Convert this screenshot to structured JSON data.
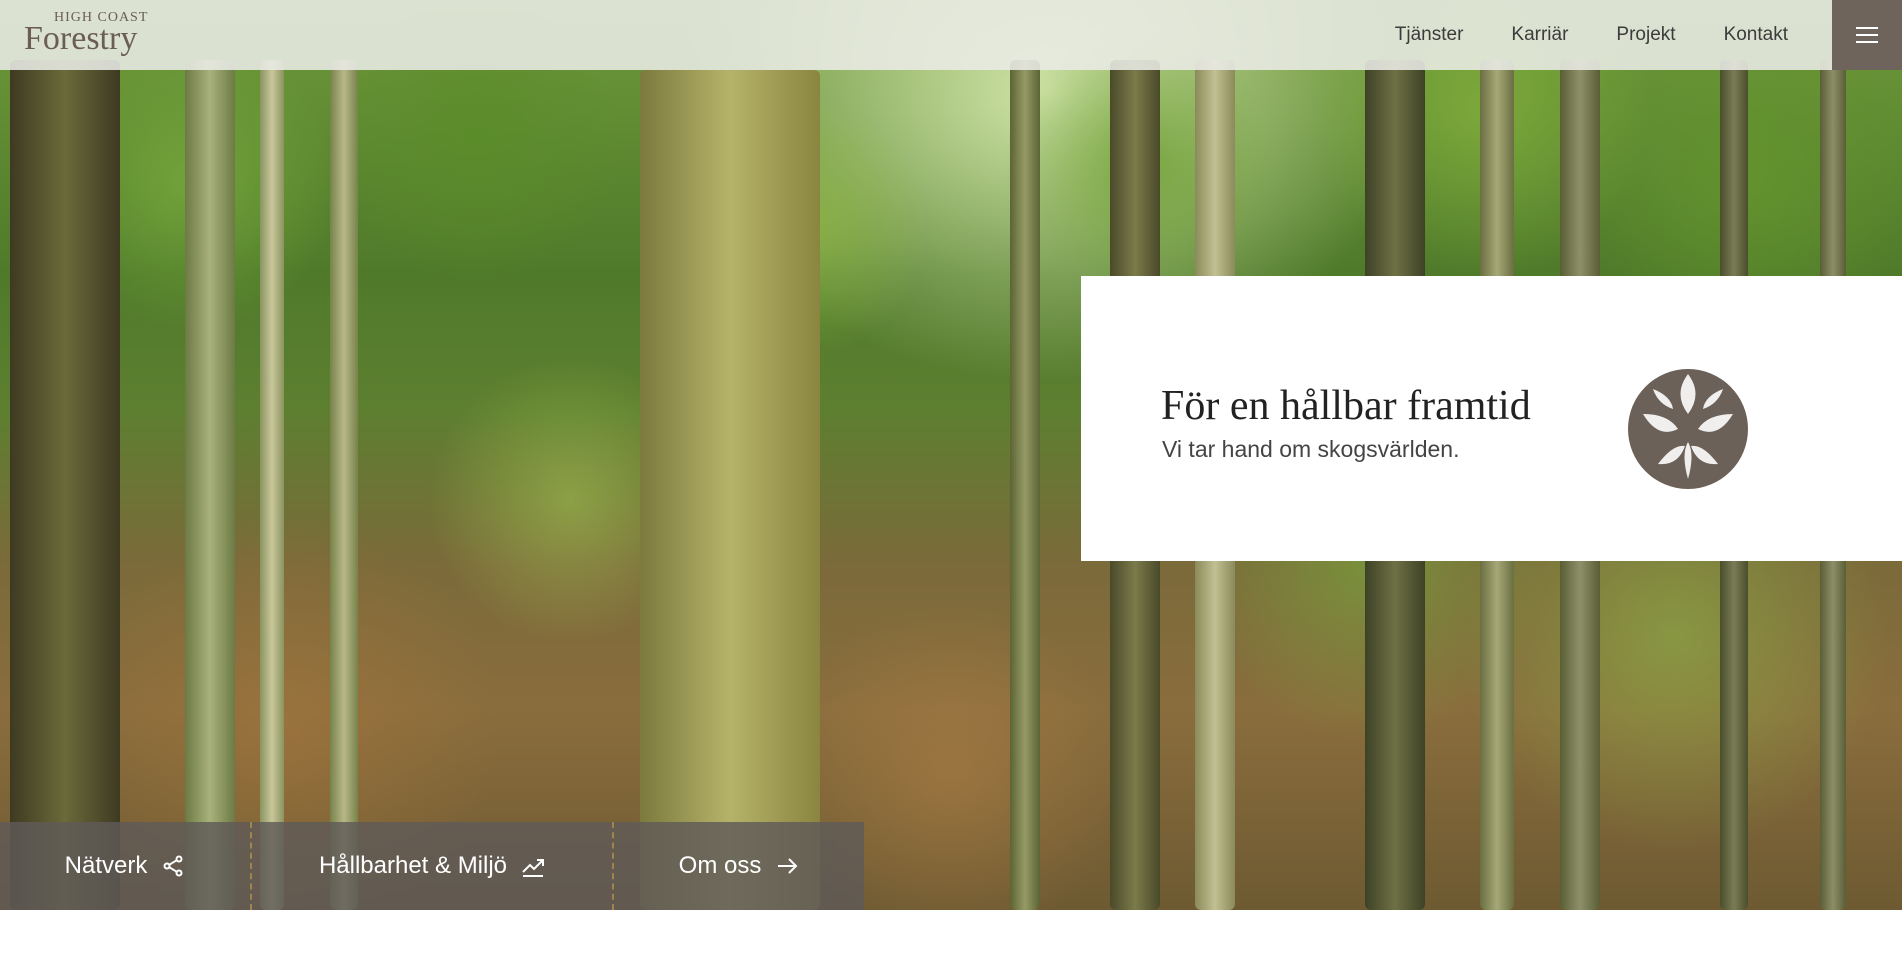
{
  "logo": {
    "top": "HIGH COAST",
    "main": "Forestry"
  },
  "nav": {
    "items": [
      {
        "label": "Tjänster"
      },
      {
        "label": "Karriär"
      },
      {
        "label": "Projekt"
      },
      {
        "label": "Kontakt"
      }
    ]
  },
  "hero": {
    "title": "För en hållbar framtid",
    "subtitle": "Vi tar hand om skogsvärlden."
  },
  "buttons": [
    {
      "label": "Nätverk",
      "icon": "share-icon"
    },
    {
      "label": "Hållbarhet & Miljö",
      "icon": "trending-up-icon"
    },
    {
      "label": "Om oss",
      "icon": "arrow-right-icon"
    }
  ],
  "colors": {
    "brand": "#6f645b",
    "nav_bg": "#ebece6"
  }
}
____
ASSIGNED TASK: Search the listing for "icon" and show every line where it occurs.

COMPLETED TASK:
      "icon": "share-icon"
      "icon": "trending-up-icon"
      "icon": "arrow-right-icon"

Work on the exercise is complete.